If we use mathematical instruments or geometrical software to construct, we have to use

similar triangles to calculate the length of SW first, which is more troublesome.

They cover congruent triangles,

similar triangles, circles and angles, circles and lines, basic facts and techniques in geometry, and geometry problems in competitions.

Mathematical ideas like angle bisection, perpendicular bisector, congruence of shapes and segments, properties of right triangles,

similar triangles, reflection, and rotation become more tangible and vivid in the context of paper folding.

In order to prove this result, we will use

similar triangles shown in the following figure.

For example, all instances of collinear points and all instances of

similar triangles are grouped together.

For example, Cavanagh (2008) encouraged students to use ratio and the principle of
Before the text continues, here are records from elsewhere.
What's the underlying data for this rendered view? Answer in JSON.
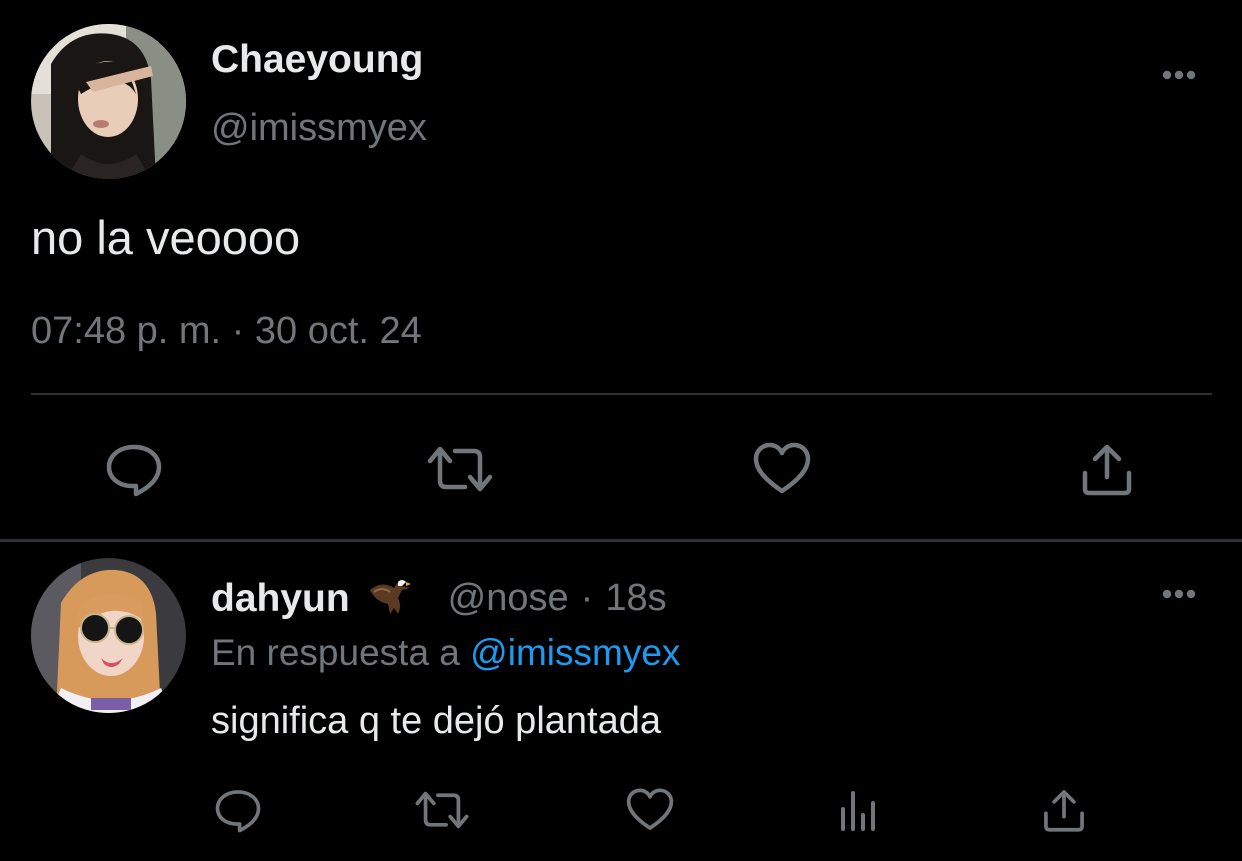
{
  "main_tweet": {
    "display_name": "Chaeyoung",
    "handle": "@imissmyex",
    "text": "no la veoooo",
    "timestamp": "07:48 p. m. · 30 oct. 24",
    "more_icon": "more-horizontal-icon",
    "actions": [
      "reply-icon",
      "retweet-icon",
      "like-icon",
      "share-icon"
    ]
  },
  "reply": {
    "display_name": "dahyun",
    "badge_icon": "eagle-emoji",
    "handle": "@nose",
    "separator": "·",
    "time": "18s",
    "reply_to_prefix": "En respuesta a",
    "reply_to_handle": "@imissmyex",
    "text": "significa q te dejó plantada",
    "more_icon": "more-horizontal-icon",
    "actions": [
      "reply-icon",
      "retweet-icon",
      "like-icon",
      "stats-icon",
      "share-icon"
    ]
  },
  "colors": {
    "background": "#000000",
    "primary_text": "#e7e9ea",
    "secondary_text": "#71767b",
    "link": "#1d9bf0",
    "divider": "#2f3336"
  }
}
similar triangles to measure the height of the school flagpole.

The cases that do not appear in the list are either cannot occur or lead to
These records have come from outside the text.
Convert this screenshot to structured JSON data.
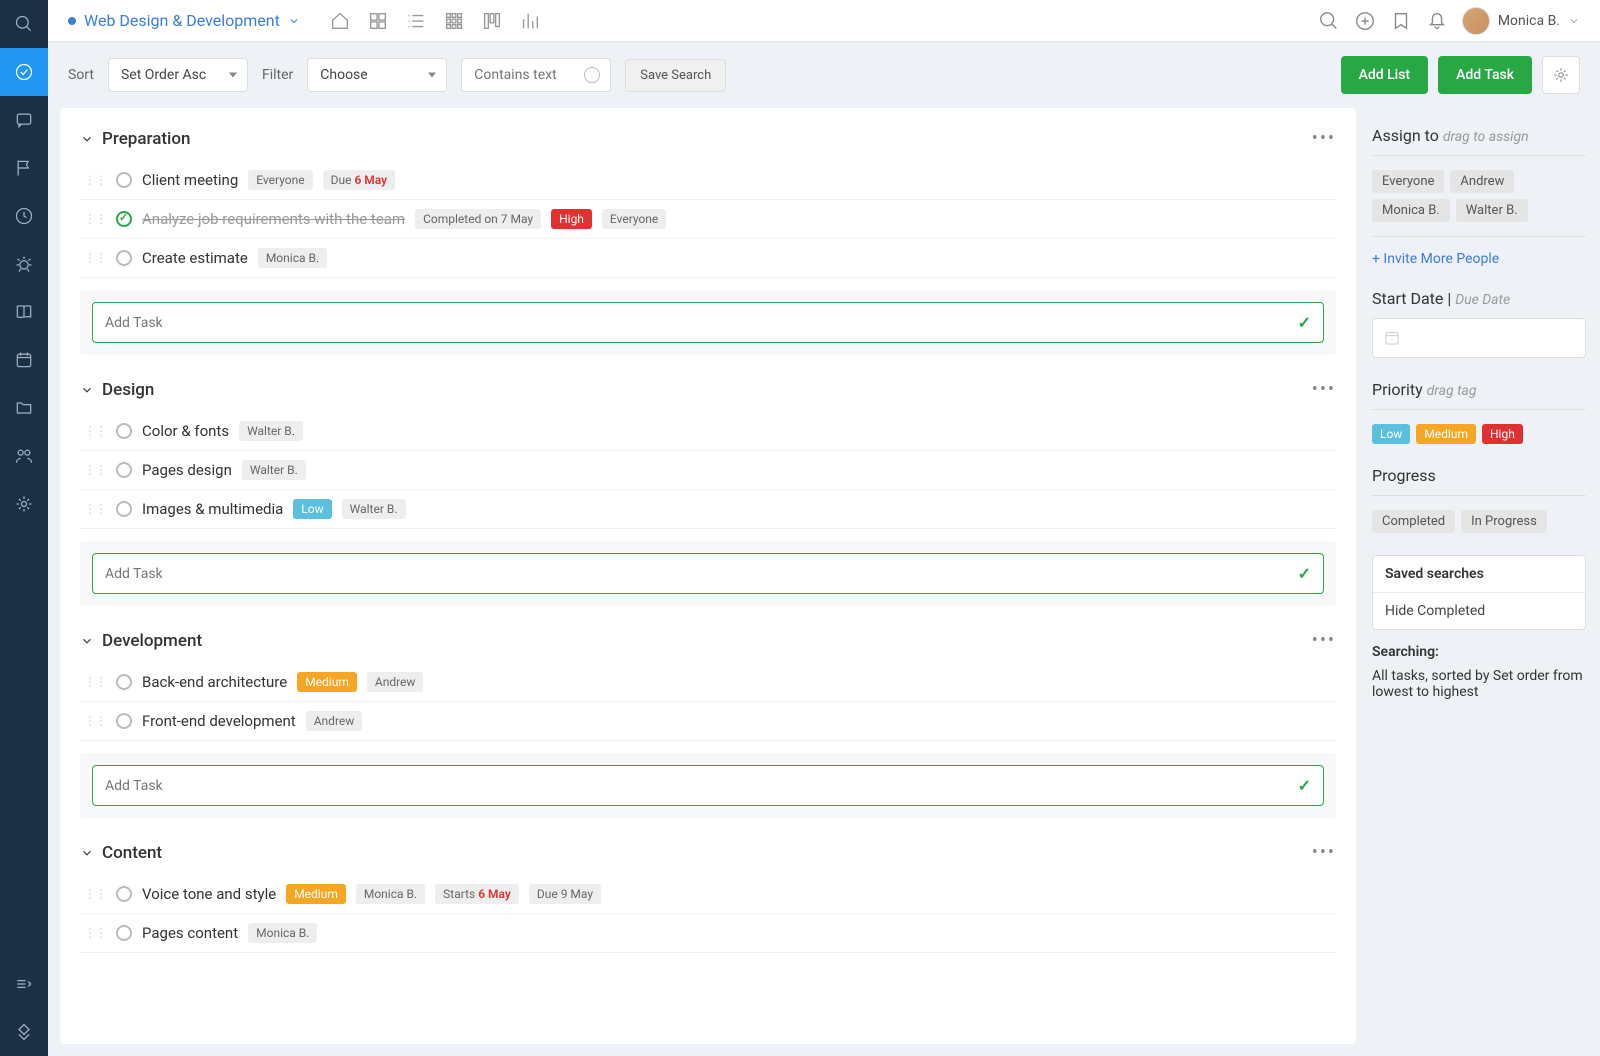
{
  "project_title": "Web Design & Development",
  "user_name": "Monica B.",
  "toolbar": {
    "sort_label": "Sort",
    "sort_value": "Set Order Asc",
    "filter_label": "Filter",
    "filter_value": "Choose",
    "search_placeholder": "Contains text",
    "save_search": "Save Search",
    "add_list": "Add List",
    "add_task": "Add Task"
  },
  "add_task_placeholder": "Add Task",
  "lists": [
    {
      "title": "Preparation",
      "tasks": [
        {
          "title": "Client meeting",
          "done": false,
          "tags": [
            {
              "text": "Everyone",
              "cls": "tag"
            },
            {
              "text": "Due ",
              "extra": "6 May",
              "cls": "tag due"
            }
          ]
        },
        {
          "title": "Analyze job requirements with the team",
          "done": true,
          "tags": [
            {
              "text": "Completed on 7 May",
              "cls": "tag"
            },
            {
              "text": "High",
              "cls": "tag high"
            },
            {
              "text": "Everyone",
              "cls": "tag"
            }
          ]
        },
        {
          "title": "Create estimate",
          "done": false,
          "tags": [
            {
              "text": "Monica B.",
              "cls": "tag"
            }
          ]
        }
      ]
    },
    {
      "title": "Design",
      "tasks": [
        {
          "title": "Color & fonts",
          "done": false,
          "tags": [
            {
              "text": "Walter B.",
              "cls": "tag"
            }
          ]
        },
        {
          "title": "Pages design",
          "done": false,
          "tags": [
            {
              "text": "Walter B.",
              "cls": "tag"
            }
          ]
        },
        {
          "title": "Images & multimedia",
          "done": false,
          "tags": [
            {
              "text": "Low",
              "cls": "tag low"
            },
            {
              "text": "Walter B.",
              "cls": "tag"
            }
          ]
        }
      ]
    },
    {
      "title": "Development",
      "tasks": [
        {
          "title": "Back-end architecture",
          "done": false,
          "tags": [
            {
              "text": "Medium",
              "cls": "tag medium"
            },
            {
              "text": "Andrew",
              "cls": "tag"
            }
          ]
        },
        {
          "title": "Front-end development",
          "done": false,
          "tags": [
            {
              "text": "Andrew",
              "cls": "tag"
            }
          ]
        }
      ]
    },
    {
      "title": "Content",
      "no_add": true,
      "tasks": [
        {
          "title": "Voice tone and style",
          "done": false,
          "tags": [
            {
              "text": "Medium",
              "cls": "tag medium"
            },
            {
              "text": "Monica B.",
              "cls": "tag"
            },
            {
              "text": "Starts ",
              "extra": "6 May",
              "cls": "tag due"
            },
            {
              "text": "Due 9 May",
              "cls": "tag"
            }
          ]
        },
        {
          "title": "Pages content",
          "done": false,
          "tags": [
            {
              "text": "Monica B.",
              "cls": "tag"
            }
          ]
        }
      ]
    }
  ],
  "sidebar": {
    "assign_title": "Assign to",
    "assign_hint": "drag to assign",
    "assignees": [
      "Everyone",
      "Andrew",
      "Monica B.",
      "Walter B."
    ],
    "invite_link": "+ Invite More People",
    "date_title": "Start Date |",
    "date_hint": "Due Date",
    "priority_title": "Priority",
    "priority_hint": "drag tag",
    "priorities": [
      {
        "text": "Low",
        "cls": "tag low"
      },
      {
        "text": "Medium",
        "cls": "tag medium"
      },
      {
        "text": "High",
        "cls": "tag high"
      }
    ],
    "progress_title": "Progress",
    "progress_tags": [
      "Completed",
      "In Progress"
    ],
    "saved_title": "Saved searches",
    "saved_items": [
      "Hide Completed"
    ],
    "searching_title": "Searching:",
    "searching_text": "All tasks, sorted by Set order from lowest to highest"
  }
}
similar triangles.

Wikipedia's entry about the history of trigonometry is there for all to read (on the website, several reliable sources are referenced at the bottom): "Pre-Hellenic societies such as the ancient Egyptians and Babylonians lacked the concept of an angle measure, but they studied the ratios of the sides of

similar triangles and discovered some properties of these ratios.

In particular, they focused on identifying

similar triangles to determine the length of the height (figure 13).

For example, teachers explain that light travels in a line or that the shadow cast by a person is related by

similar triangles to that cast by a flagpole.

Basic concepts in traditional geometry include

similar triangles and the Pythagorean theorem.

By now a solution idea was bubbling in my brain, based on a memory of working out heights of tall things from shadows and known smaller things, using the idea of

similar triangles.